-- Dataset records follows --

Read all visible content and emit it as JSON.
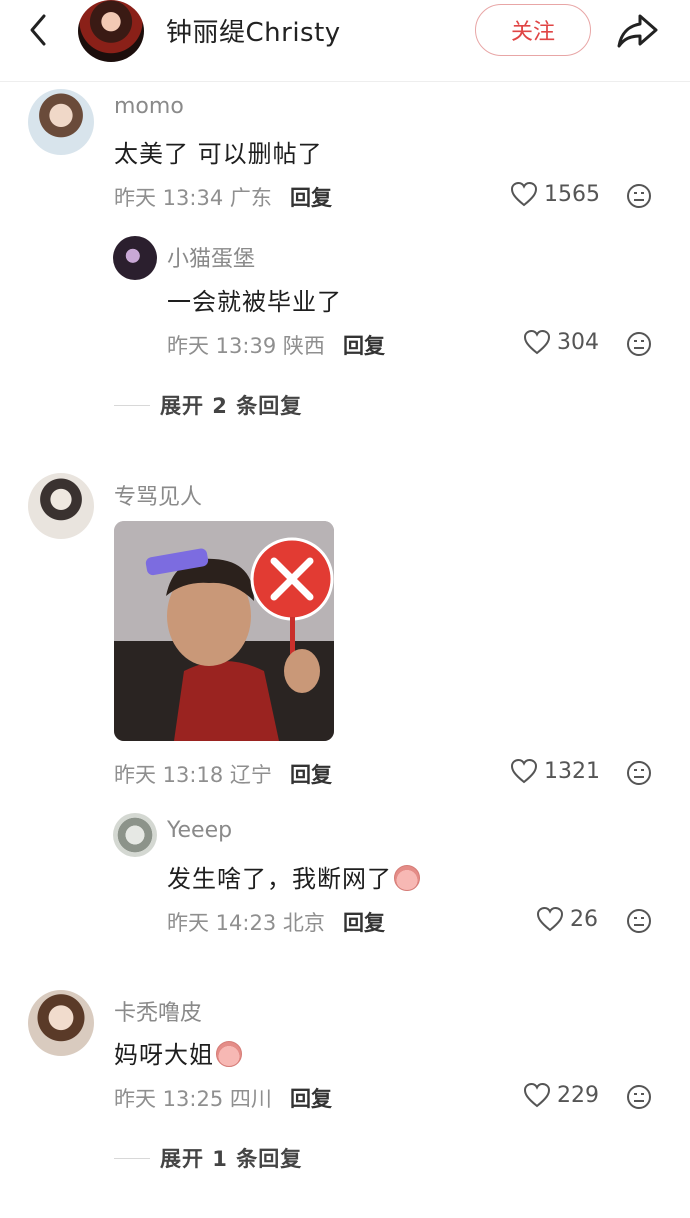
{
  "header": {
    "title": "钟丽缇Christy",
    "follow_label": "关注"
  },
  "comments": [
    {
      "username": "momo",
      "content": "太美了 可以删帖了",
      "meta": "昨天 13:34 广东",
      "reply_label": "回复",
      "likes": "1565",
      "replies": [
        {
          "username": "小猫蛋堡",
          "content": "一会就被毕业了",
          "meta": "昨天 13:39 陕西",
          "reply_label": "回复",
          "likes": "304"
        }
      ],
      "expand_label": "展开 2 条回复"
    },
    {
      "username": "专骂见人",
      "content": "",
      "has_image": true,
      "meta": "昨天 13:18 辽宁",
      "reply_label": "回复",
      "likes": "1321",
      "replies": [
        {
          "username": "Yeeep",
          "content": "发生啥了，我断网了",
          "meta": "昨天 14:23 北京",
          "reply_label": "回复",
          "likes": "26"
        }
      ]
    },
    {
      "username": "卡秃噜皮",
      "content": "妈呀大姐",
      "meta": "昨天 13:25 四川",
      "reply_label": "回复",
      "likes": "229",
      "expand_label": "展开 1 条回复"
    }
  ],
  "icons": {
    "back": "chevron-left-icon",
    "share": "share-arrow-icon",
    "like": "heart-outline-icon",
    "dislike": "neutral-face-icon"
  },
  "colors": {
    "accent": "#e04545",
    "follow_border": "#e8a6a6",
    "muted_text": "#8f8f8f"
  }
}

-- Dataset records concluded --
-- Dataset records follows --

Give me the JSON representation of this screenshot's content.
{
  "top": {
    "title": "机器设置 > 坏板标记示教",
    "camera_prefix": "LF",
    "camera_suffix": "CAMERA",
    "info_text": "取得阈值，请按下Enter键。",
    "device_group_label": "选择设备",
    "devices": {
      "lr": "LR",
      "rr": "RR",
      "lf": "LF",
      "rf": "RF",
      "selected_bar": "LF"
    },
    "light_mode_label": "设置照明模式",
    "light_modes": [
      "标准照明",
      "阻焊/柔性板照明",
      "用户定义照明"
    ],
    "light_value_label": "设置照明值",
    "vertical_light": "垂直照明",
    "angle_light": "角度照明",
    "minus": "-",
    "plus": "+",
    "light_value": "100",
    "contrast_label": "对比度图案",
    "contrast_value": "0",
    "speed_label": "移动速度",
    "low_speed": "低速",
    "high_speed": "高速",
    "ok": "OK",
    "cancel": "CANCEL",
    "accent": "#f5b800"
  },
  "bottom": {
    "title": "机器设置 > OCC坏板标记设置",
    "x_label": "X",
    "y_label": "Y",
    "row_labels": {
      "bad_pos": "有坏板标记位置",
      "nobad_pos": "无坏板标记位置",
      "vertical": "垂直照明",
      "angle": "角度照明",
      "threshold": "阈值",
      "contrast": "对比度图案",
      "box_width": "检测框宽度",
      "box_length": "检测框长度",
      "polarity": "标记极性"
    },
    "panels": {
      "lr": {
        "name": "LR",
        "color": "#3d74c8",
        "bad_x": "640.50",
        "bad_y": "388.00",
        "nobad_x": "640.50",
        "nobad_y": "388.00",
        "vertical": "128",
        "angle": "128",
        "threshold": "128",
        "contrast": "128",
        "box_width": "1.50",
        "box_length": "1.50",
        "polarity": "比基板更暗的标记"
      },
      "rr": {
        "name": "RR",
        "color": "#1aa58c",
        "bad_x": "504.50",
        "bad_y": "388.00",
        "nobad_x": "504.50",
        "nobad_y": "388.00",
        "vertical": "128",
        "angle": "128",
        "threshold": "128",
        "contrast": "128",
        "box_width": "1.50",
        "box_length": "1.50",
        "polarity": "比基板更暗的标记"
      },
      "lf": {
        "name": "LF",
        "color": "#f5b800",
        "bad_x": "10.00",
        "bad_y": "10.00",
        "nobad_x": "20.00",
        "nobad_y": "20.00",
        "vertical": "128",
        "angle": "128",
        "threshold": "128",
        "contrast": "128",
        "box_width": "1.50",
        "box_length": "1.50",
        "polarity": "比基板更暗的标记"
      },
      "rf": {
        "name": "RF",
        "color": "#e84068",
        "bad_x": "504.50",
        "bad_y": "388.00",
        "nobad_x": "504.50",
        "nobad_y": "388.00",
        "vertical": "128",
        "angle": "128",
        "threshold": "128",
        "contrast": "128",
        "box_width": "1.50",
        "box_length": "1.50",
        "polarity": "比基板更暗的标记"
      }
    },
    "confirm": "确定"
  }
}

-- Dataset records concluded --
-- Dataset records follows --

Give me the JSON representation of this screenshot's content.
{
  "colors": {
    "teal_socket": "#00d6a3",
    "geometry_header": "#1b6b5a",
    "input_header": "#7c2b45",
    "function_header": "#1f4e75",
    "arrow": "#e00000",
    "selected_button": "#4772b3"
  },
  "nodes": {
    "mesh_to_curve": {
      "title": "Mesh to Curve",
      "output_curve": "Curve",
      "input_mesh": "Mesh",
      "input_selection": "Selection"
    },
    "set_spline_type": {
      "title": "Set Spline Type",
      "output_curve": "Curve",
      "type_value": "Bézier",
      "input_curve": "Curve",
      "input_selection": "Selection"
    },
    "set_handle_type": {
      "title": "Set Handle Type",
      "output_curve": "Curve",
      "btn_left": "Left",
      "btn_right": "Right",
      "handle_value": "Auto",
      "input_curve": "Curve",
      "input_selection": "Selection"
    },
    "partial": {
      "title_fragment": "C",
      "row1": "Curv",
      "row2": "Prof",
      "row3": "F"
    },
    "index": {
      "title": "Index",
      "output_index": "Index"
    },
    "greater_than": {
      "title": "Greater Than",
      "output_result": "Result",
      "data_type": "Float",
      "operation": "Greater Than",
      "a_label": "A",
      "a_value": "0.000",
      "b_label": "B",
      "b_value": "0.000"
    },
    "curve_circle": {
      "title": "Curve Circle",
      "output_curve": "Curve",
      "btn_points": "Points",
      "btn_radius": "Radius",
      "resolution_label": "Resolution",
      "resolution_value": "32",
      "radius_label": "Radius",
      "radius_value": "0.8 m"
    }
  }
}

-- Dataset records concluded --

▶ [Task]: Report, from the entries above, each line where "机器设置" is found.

▶ [Task output]:
    "title": "机器设置 > 坏板标记示教",
    "title": "机器设置 > OCC坏板标记设置",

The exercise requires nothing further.